Dozens of local women this week not only dealt with the common stresses of Hurricane Irma—the chaos of evacuation, the anxiety of caring for family members, the uncertainty about whether one's home would survive. They also had a more urgent concern. As the storm swirled up Florida's west coast, they were going into labor.
More than 20 women gave birth at Sarasota Memorial Hospital during Hurricane Irma. Luckily, they were in a safe place. The hospital's delivery unit is located inside its newish Courtyard Tower, built to be resilient during storms like Irma. The hospital went on lockdown at 7 p.m. on Saturday night. Nurses and physicians worked 12-hour shifts and slept on air mattresses inside the hospital during their downtime.
Before the storm came, many pregnant women came to the hospital, anxious about the possibility of going into labor during the worst parts of the hurricane, when transportation to the hospital would be impossible. Physicians calmed nerves. They also visited shelters to reassure pregnant women worried about getting stuck there while in labor.
All weekend, women kept coming in, up until early Sunday evening, when the winds were at their worst, says Judy Cavallaro, the clinical manager of the hospital's emergency obstetrics, labor and delivery and mother-baby units. "We had a full house, for sure," Cavallaro says. The mother-baby department has 30 rooms. With 32 patients, the staff had to use alcoves to house women and newborns who were ready to go home but unable to leave because of unsafe conditions outside. Inside, though, you would never have guessed it was stormy. "I didn't even hear anything," Cavallaro says.
While babies were being born in the labor and delivery unit, the hospital's Neonatal Intensive Care Unit was caring for babies born as early as 24 weeks. Heather Graber, the clinical manager of the unit, says that thanks to clear communication and quality planning, things ran smoothly. "We had backups upon backups upon backups," she says.
Graber met with parents staying with infants in the unit, as well as parents of infants being admitted to the unit, to explain how staff had prepared for storms like Irma.

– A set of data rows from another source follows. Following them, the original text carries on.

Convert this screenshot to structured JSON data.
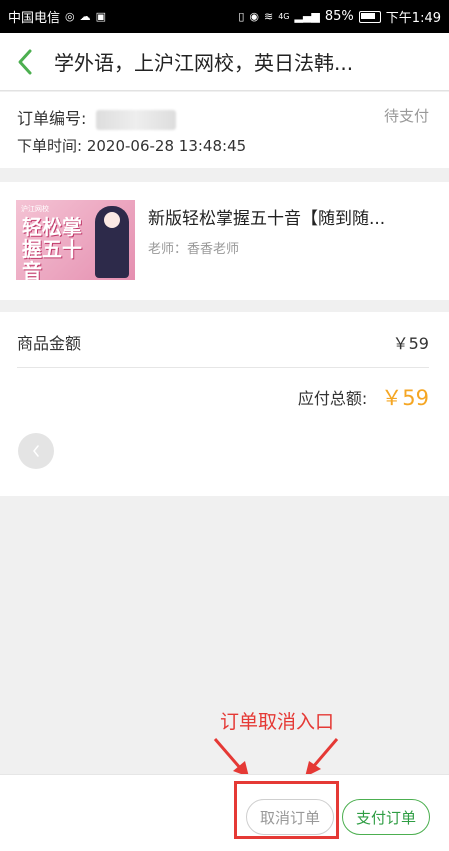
{
  "statusbar": {
    "carrier": "中国电信",
    "battery_pct": "85%",
    "time": "下午1:49",
    "network": "4G"
  },
  "nav": {
    "title": "学外语，上沪江网校，英日法韩..."
  },
  "order": {
    "number_label": "订单编号:",
    "status": "待支付",
    "time_label": "下单时间:",
    "time_value": "2020-06-28 13:48:45"
  },
  "product": {
    "thumb_text": "轻松掌握五十音",
    "thumb_brand": "沪江网校",
    "title": "新版轻松掌握五十音【随到随...",
    "teacher": "老师：香香老师"
  },
  "amount": {
    "goods_label": "商品金额",
    "goods_value": "￥59",
    "total_label": "应付总额:",
    "total_value": "￥59"
  },
  "annotation": {
    "text": "订单取消入口"
  },
  "bottom": {
    "cancel_label": "取消订单",
    "pay_label": "支付订单"
  },
  "colors": {
    "accent_green": "#4caf50",
    "price_orange": "#f5a623",
    "annotation_red": "#e53935"
  }
}
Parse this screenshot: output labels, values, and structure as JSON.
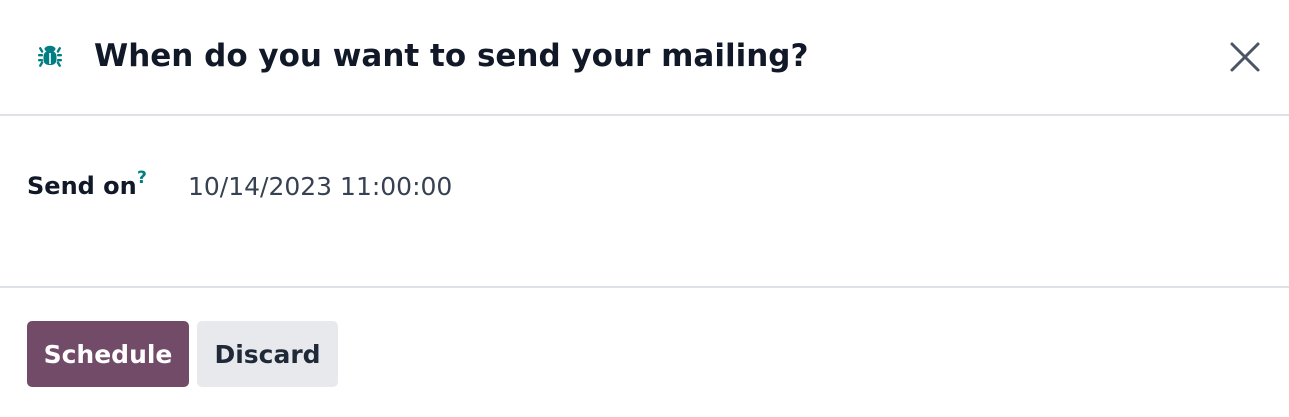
{
  "dialog": {
    "title": "When do you want to send your mailing?",
    "icons": {
      "debug": "bug-icon",
      "close": "close-icon"
    }
  },
  "form": {
    "send_on": {
      "label": "Send on",
      "help_marker": "?",
      "value": "10/14/2023 11:00:00"
    }
  },
  "footer": {
    "schedule_label": "Schedule",
    "discard_label": "Discard"
  },
  "colors": {
    "primary_button": "#714b67",
    "secondary_button": "#e7e9ed",
    "accent_teal": "#017e84",
    "divider": "#dee2e6"
  }
}
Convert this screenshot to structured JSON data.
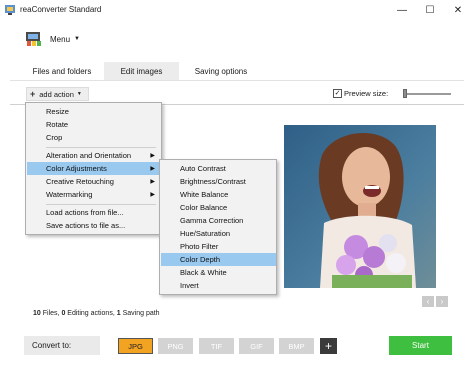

But that didn't eliminate all stress. "Many of our parents had a husband or partner who had to evacuate out of the area with their kids, and that created a lot of anxiety," Graber says.
That goes for nurses and doctors, too. Many weren't able to keep in touch with their families. Graber says that's part of the job. "Our focus was on taking care of these babies," she says. Cavallaro says her staff had no "hesitation" about their work.
While Irma didn't do nearly as much damage to the Sarasota area as many feared, the experience was intense. The mother-baby unit changes shifts at 6 a.m. and 6 p.m. During the 6 p.m. shift brief on Sunday, as Irma worked its way north, staffers came together to discuss patients and huddled in prayer. "It was really cathartic," Cavallaro says. "Some had left their families. Some families had evacuated to shelters. They were worried about their families and their community. They just let all that come out."
When the lockdown lifted mid-morning on Monday, exhausted workers in the Neonatal Intensive Care Unit embraced before heading out to assess damage to their homes and to check in with friends and family. They felt relief that Irma wasn't as destructive as predicted, but also empowered at having made it through the chaos just fine. Stressful, yes, Graber says, but also, "It was a great bonding experience."